» **Work to be completed**
Looking through the listing below, state how many lines have the word "author" in them. Only the number should be given.

» **Data for analysis**
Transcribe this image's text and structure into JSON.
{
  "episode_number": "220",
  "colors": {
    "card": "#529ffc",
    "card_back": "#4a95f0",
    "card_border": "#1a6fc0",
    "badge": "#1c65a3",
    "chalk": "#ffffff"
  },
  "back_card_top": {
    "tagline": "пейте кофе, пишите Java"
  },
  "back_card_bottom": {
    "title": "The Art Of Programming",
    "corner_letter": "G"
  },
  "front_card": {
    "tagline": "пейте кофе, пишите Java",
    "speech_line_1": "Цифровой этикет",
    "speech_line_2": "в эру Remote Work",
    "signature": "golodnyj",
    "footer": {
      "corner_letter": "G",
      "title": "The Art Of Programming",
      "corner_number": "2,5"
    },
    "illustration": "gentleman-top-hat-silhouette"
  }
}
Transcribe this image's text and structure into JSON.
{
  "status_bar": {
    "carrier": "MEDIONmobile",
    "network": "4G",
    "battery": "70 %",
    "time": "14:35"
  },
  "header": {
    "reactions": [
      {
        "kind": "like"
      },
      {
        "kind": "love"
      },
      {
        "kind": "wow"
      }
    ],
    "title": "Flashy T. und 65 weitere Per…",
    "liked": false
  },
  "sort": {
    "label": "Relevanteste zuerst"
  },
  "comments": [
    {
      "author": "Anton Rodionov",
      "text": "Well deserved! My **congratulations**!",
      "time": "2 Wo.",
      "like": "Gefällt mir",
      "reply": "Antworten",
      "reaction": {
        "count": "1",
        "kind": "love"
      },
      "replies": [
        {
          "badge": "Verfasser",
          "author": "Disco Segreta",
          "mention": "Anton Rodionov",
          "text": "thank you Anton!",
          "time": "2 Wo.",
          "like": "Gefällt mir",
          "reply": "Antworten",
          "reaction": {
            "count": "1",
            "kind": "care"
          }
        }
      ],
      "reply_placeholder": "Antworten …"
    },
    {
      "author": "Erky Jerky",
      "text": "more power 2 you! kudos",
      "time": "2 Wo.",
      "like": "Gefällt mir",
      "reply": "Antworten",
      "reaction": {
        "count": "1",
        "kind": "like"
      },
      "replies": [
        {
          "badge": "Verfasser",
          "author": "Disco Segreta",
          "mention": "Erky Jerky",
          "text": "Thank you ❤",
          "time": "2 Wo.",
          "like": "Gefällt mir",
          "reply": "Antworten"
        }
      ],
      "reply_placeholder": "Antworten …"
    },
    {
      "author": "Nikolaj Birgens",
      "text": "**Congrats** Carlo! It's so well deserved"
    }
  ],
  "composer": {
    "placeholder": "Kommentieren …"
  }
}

» **Response for this exercise**
5